* **Activity**
The records that follow are to be reproduced exactly. Any pictures in them are left out.

──────────────────────────────

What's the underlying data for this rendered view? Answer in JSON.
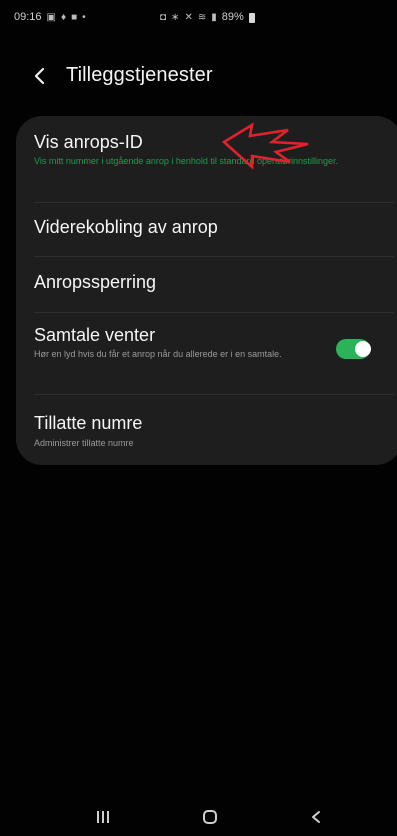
{
  "status_bar": {
    "time": "09:16",
    "battery_percent": "89%",
    "left_icons": [
      "gallery-icon",
      "location-icon",
      "message-icon",
      "dot-icon"
    ],
    "right_icons": [
      "nfc-icon",
      "bluetooth-icon",
      "mute-icon",
      "wifi-icon",
      "signal-icon"
    ]
  },
  "header": {
    "title": "Tilleggstjenester",
    "back_icon": "chevron-left-icon"
  },
  "settings": {
    "items": [
      {
        "title": "Vis anrops-ID",
        "subtitle": "Vis mitt nummer i utgående anrop i henhold til standard operatørinnstillinger.",
        "subtitle_color": "#1f9c4f"
      },
      {
        "title": "Viderekobling av anrop"
      },
      {
        "title": "Anropssperring"
      },
      {
        "title": "Samtale venter",
        "subtitle": "Hør en lyd hvis du får et anrop når du allerede er i en samtale.",
        "toggle_on": true
      },
      {
        "title": "Tillatte numre",
        "subtitle": "Administrer tillatte numre"
      }
    ]
  },
  "annotation": {
    "type": "arrow",
    "color": "#e0222a"
  },
  "colors": {
    "background": "#020202",
    "card": "#1e1e1e",
    "accent_green": "#2bb35a",
    "subtitle_green": "#1f9c4f"
  },
  "nav_bar": {
    "icons": [
      "recents-icon",
      "home-icon",
      "back-icon"
    ]
  }
}
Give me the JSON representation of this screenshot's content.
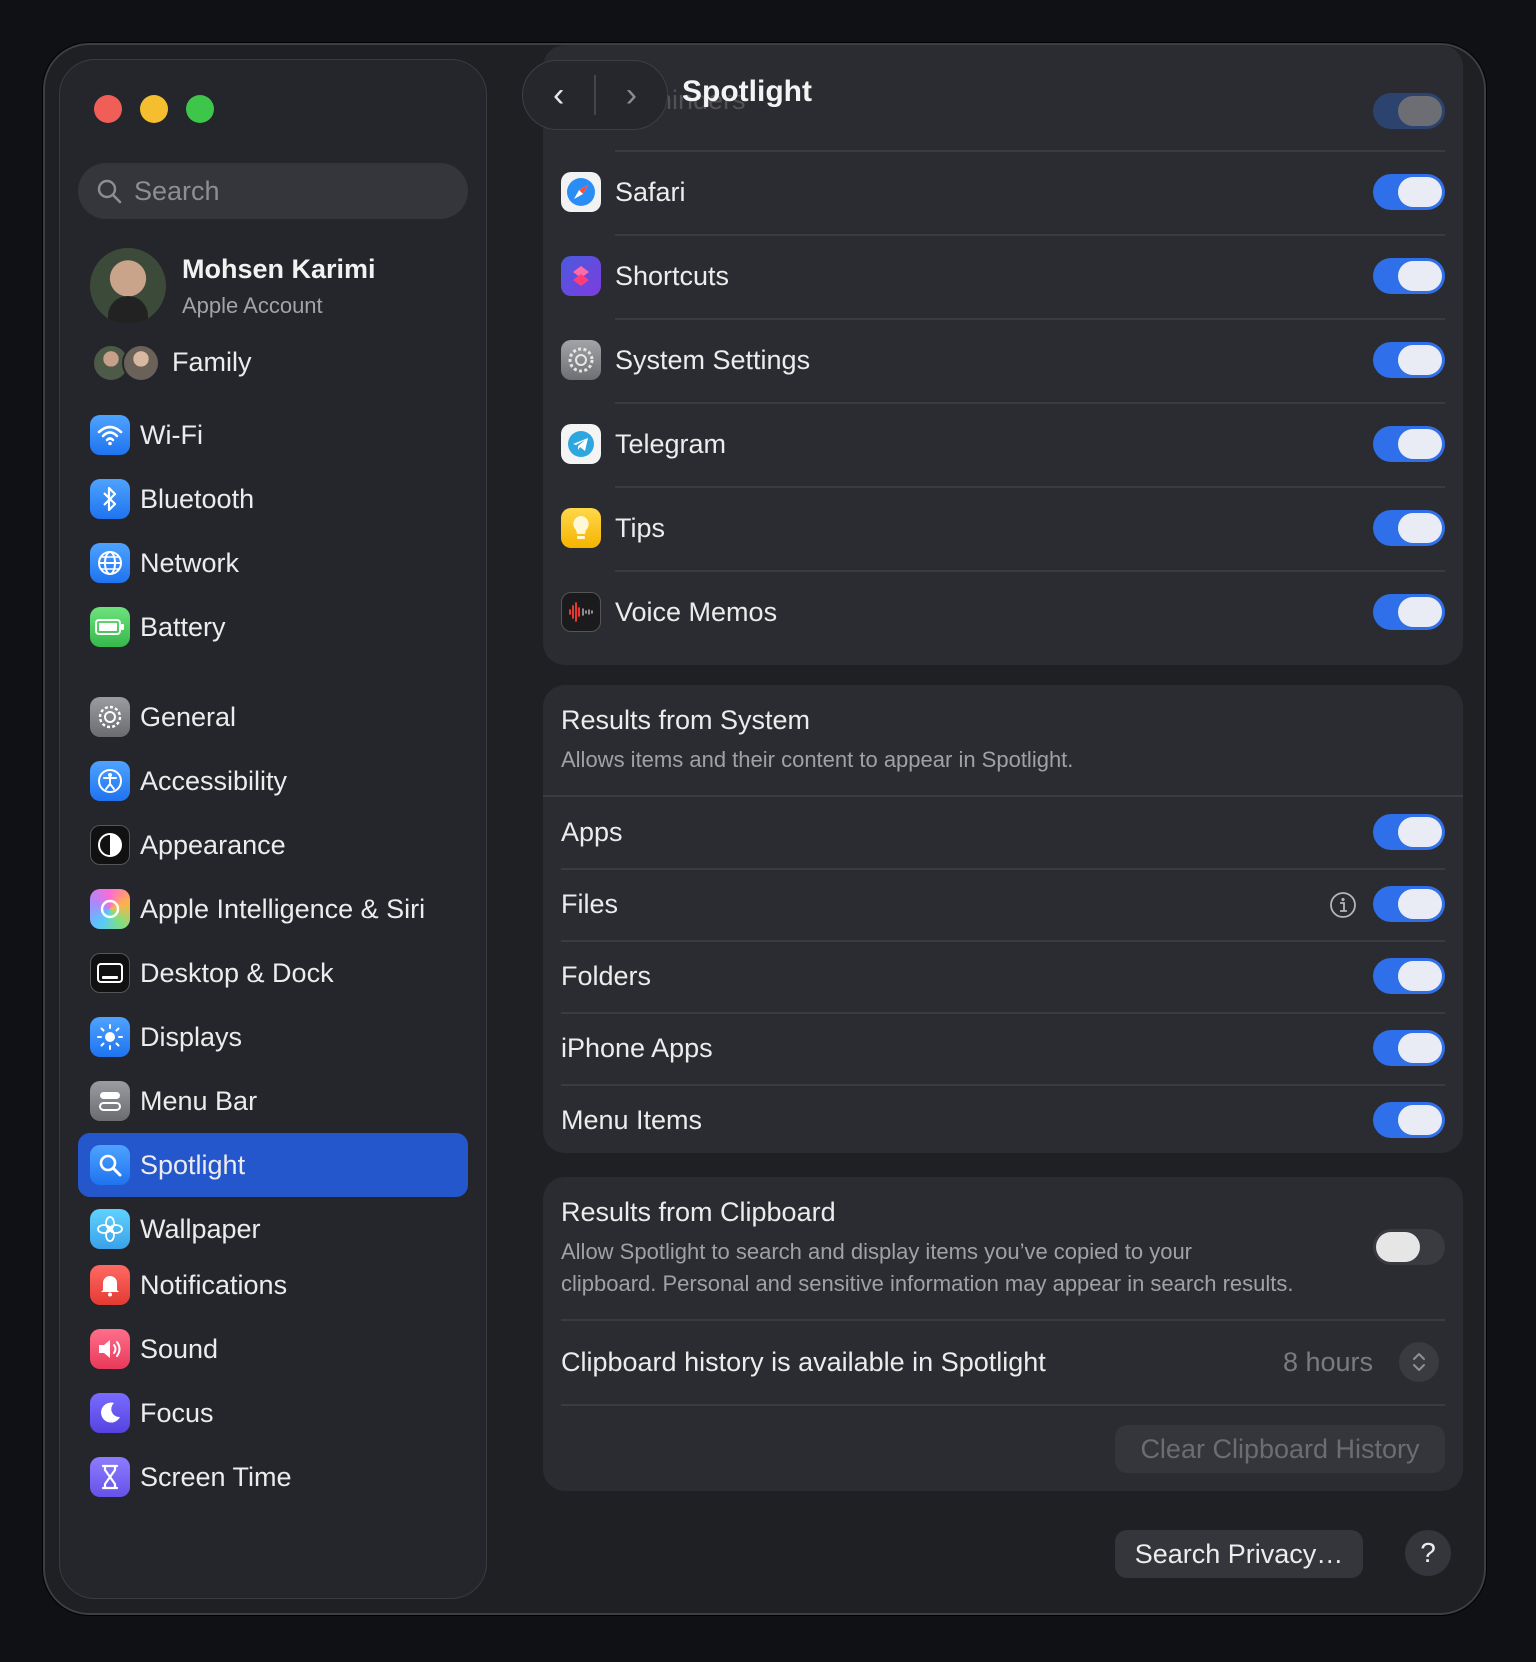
{
  "window": {
    "title": "Spotlight",
    "back_glyph": "‹",
    "forward_glyph": "›"
  },
  "sidebar": {
    "search_placeholder": "Search",
    "account": {
      "name": "Mohsen Karimi",
      "subtitle": "Apple Account"
    },
    "family_label": "Family",
    "groups": [
      [
        {
          "label": "Wi-Fi",
          "icon": "wifi-icon"
        },
        {
          "label": "Bluetooth",
          "icon": "bluetooth-icon"
        },
        {
          "label": "Network",
          "icon": "globe-icon"
        },
        {
          "label": "Battery",
          "icon": "battery-icon"
        }
      ],
      [
        {
          "label": "General",
          "icon": "gear-icon"
        },
        {
          "label": "Accessibility",
          "icon": "accessibility-icon"
        },
        {
          "label": "Appearance",
          "icon": "appearance-icon"
        },
        {
          "label": "Apple Intelligence & Siri",
          "icon": "siri-icon"
        },
        {
          "label": "Desktop & Dock",
          "icon": "dock-icon"
        },
        {
          "label": "Displays",
          "icon": "sun-icon"
        },
        {
          "label": "Menu Bar",
          "icon": "menubar-icon"
        },
        {
          "label": "Spotlight",
          "icon": "magnifier-icon",
          "active": true
        },
        {
          "label": "Wallpaper",
          "icon": "flower-icon"
        }
      ],
      [
        {
          "label": "Notifications",
          "icon": "bell-icon"
        },
        {
          "label": "Sound",
          "icon": "speaker-icon"
        },
        {
          "label": "Focus",
          "icon": "moon-icon"
        },
        {
          "label": "Screen Time",
          "icon": "hourglass-icon"
        }
      ]
    ]
  },
  "apps": {
    "partial_row": "Reminders",
    "items": [
      {
        "label": "Safari",
        "on": true,
        "icon": "safari-icon"
      },
      {
        "label": "Shortcuts",
        "on": true,
        "icon": "shortcuts-icon"
      },
      {
        "label": "System Settings",
        "on": true,
        "icon": "system-settings-icon"
      },
      {
        "label": "Telegram",
        "on": true,
        "icon": "telegram-icon"
      },
      {
        "label": "Tips",
        "on": true,
        "icon": "tips-icon"
      },
      {
        "label": "Voice Memos",
        "on": true,
        "icon": "voice-memos-icon"
      }
    ]
  },
  "system": {
    "title": "Results from System",
    "subtitle": "Allows items and their content to appear in Spotlight.",
    "items": [
      {
        "label": "Apps",
        "on": true
      },
      {
        "label": "Files",
        "on": true,
        "info": true
      },
      {
        "label": "Folders",
        "on": true
      },
      {
        "label": "iPhone Apps",
        "on": true
      },
      {
        "label": "Menu Items",
        "on": true
      }
    ]
  },
  "clipboard": {
    "title": "Results from Clipboard",
    "subtitle_line1": "Allow Spotlight to search and display items you’ve copied to your",
    "subtitle_line2": "clipboard. Personal and sensitive information may appear in search results.",
    "enabled": false,
    "history_label": "Clipboard history is available in Spotlight",
    "history_value": "8 hours",
    "clear_button": "Clear Clipboard History"
  },
  "footer": {
    "privacy_button": "Search Privacy…",
    "help_button": "?"
  },
  "colors": {
    "accent": "#2f6fe9",
    "sidebar_active": "#2457cc",
    "window_bg": "#1f2024",
    "card_bg": "#2b2c31"
  }
}
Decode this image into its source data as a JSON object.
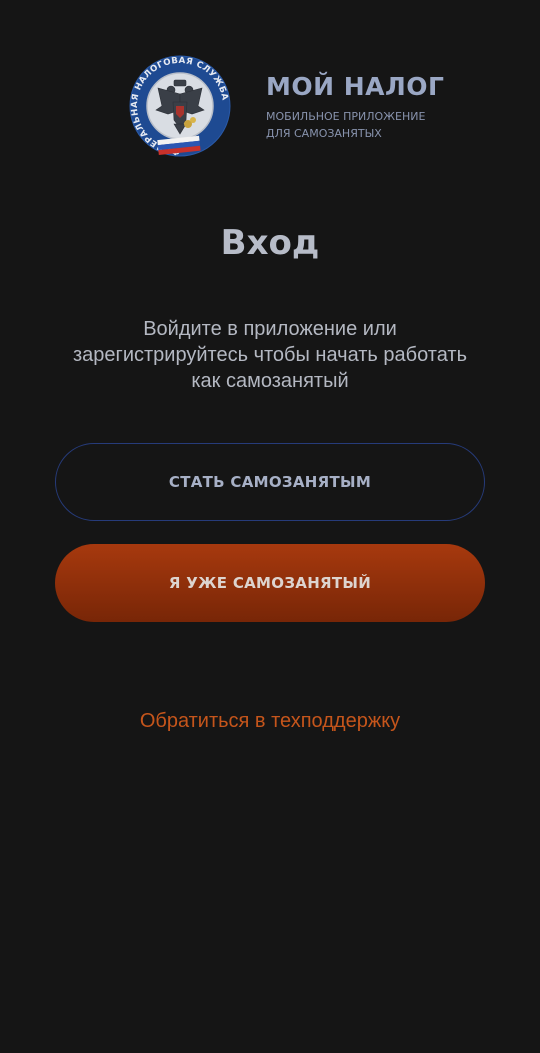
{
  "header": {
    "emblem_text": "ФЕДЕРАЛЬНАЯ НАЛОГОВАЯ СЛУЖБА",
    "app_name": "МОЙ НАЛОГ",
    "subtitle_line1": "МОБИЛЬНОЕ ПРИЛОЖЕНИЕ",
    "subtitle_line2": "ДЛЯ САМОЗАНЯТЫХ"
  },
  "main": {
    "title": "Вход",
    "description_line1": "Войдите в приложение или",
    "description_line2": "зарегистрируйтесь чтобы начать работать",
    "description_line3": "как самозанятый",
    "register_button": "СТАТЬ САМОЗАНЯТЫМ",
    "login_button": "Я УЖЕ САМОЗАНЯТЫЙ",
    "support_link": "Обратиться в техподдержку"
  },
  "colors": {
    "background": "#151515",
    "accent": "#c5551b",
    "outline_border": "#263b7a",
    "brand_text": "#9aa7c4"
  },
  "icons": {
    "emblem": "fns-emblem-icon"
  }
}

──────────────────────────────

* **Solution to the problem**
What's the underlying data for this rendered view? Answer in JSON.
{
  "status_bar": {
    "time": "09:16",
    "battery_percent": "89%",
    "left_icons": [
      "gallery-icon",
      "location-icon",
      "message-icon",
      "dot-icon"
    ],
    "right_icons": [
      "nfc-icon",
      "bluetooth-icon",
      "mute-icon",
      "wifi-icon",
      "signal-icon"
    ]
  },
  "header": {
    "title": "Tilleggstjenester",
    "back_icon": "chevron-left-icon"
  },
  "settings": {
    "items": [
      {
        "title": "Vis anrops-ID",
        "subtitle": "Vis mitt nummer i utgående anrop i henhold til standard operatørinnstillinger.",
        "subtitle_color": "#1f9c4f"
      },
      {
        "title": "Viderekobling av anrop"
      },
      {
        "title": "Anropssperring"
      },
      {
        "title": "Samtale venter",
        "subtitle": "Hør en lyd hvis du får et anrop når du allerede er i en samtale.",
        "toggle_on": true
      },
      {
        "title": "Tillatte numre",
        "subtitle": "Administrer tillatte numre"
      }
    ]
  },
  "annotation": {
    "type": "arrow",
    "color": "#e0222a"
  },
  "colors": {
    "background": "#020202",
    "card": "#1e1e1e",
    "accent_green": "#2bb35a",
    "subtitle_green": "#1f9c4f"
  },
  "nav_bar": {
    "icons": [
      "recents-icon",
      "home-icon",
      "back-icon"
    ]
  }
}
Give me the JSON representation of this screenshot's content.
{
  "window": {
    "title": "Spotlight",
    "back_glyph": "‹",
    "forward_glyph": "›"
  },
  "sidebar": {
    "search_placeholder": "Search",
    "account": {
      "name": "Mohsen Karimi",
      "subtitle": "Apple Account"
    },
    "family_label": "Family",
    "groups": [
      [
        {
          "label": "Wi-Fi",
          "icon": "wifi-icon"
        },
        {
          "label": "Bluetooth",
          "icon": "bluetooth-icon"
        },
        {
          "label": "Network",
          "icon": "globe-icon"
        },
        {
          "label": "Battery",
          "icon": "battery-icon"
        }
      ],
      [
        {
          "label": "General",
          "icon": "gear-icon"
        },
        {
          "label": "Accessibility",
          "icon": "accessibility-icon"
        },
        {
          "label": "Appearance",
          "icon": "appearance-icon"
        },
        {
          "label": "Apple Intelligence & Siri",
          "icon": "siri-icon"
        },
        {
          "label": "Desktop & Dock",
          "icon": "dock-icon"
        },
        {
          "label": "Displays",
          "icon": "sun-icon"
        },
        {
          "label": "Menu Bar",
          "icon": "menubar-icon"
        },
        {
          "label": "Spotlight",
          "icon": "magnifier-icon",
          "active": true
        },
        {
          "label": "Wallpaper",
          "icon": "flower-icon"
        }
      ],
      [
        {
          "label": "Notifications",
          "icon": "bell-icon"
        },
        {
          "label": "Sound",
          "icon": "speaker-icon"
        },
        {
          "label": "Focus",
          "icon": "moon-icon"
        },
        {
          "label": "Screen Time",
          "icon": "hourglass-icon"
        }
      ]
    ]
  },
  "apps": {
    "partial_row": "Reminders",
    "items": [
      {
        "label": "Safari",
        "on": true,
        "icon": "safari-icon"
      },
      {
        "label": "Shortcuts",
        "on": true,
        "icon": "shortcuts-icon"
      },
      {
        "label": "System Settings",
        "on": true,
        "icon": "system-settings-icon"
      },
      {
        "label": "Telegram",
        "on": true,
        "icon": "telegram-icon"
      },
      {
        "label": "Tips",
        "on": true,
        "icon": "tips-icon"
      },
      {
        "label": "Voice Memos",
        "on": true,
        "icon": "voice-memos-icon"
      }
    ]
  },
  "system": {
    "title": "Results from System",
    "subtitle": "Allows items and their content to appear in Spotlight.",
    "items": [
      {
        "label": "Apps",
        "on": true
      },
      {
        "label": "Files",
        "on": true,
        "info": true
      },
      {
        "label": "Folders",
        "on": true
      },
      {
        "label": "iPhone Apps",
        "on": true
      },
      {
        "label": "Menu Items",
        "on": true
      }
    ]
  },
  "clipboard": {
    "title": "Results from Clipboard",
    "subtitle_line1": "Allow Spotlight to search and display items you’ve copied to your",
    "subtitle_line2": "clipboard. Personal and sensitive information may appear in search results.",
    "enabled": false,
    "history_label": "Clipboard history is available in Spotlight",
    "history_value": "8 hours",
    "clear_button": "Clear Clipboard History"
  },
  "footer": {
    "privacy_button": "Search Privacy…",
    "help_button": "?"
  },
  "colors": {
    "accent": "#2f6fe9",
    "sidebar_active": "#2457cc",
    "window_bg": "#1f2024",
    "card_bg": "#2b2c31"
  }
}
Decode this image into its source data as a JSON object.
{
  "header": {
    "emblem_text": "ФЕДЕРАЛЬНАЯ НАЛОГОВАЯ СЛУЖБА",
    "app_name": "МОЙ НАЛОГ",
    "subtitle_line1": "МОБИЛЬНОЕ ПРИЛОЖЕНИЕ",
    "subtitle_line2": "ДЛЯ САМОЗАНЯТЫХ"
  },
  "main": {
    "title": "Вход",
    "description_line1": "Войдите в приложение или",
    "description_line2": "зарегистрируйтесь чтобы начать работать",
    "description_line3": "как самозанятый",
    "register_button": "СТАТЬ САМОЗАНЯТЫМ",
    "login_button": "Я УЖЕ САМОЗАНЯТЫЙ",
    "support_link": "Обратиться в техподдержку"
  },
  "colors": {
    "background": "#151515",
    "accent": "#c5551b",
    "outline_border": "#263b7a",
    "brand_text": "#9aa7c4"
  },
  "icons": {
    "emblem": "fns-emblem-icon"
  }
}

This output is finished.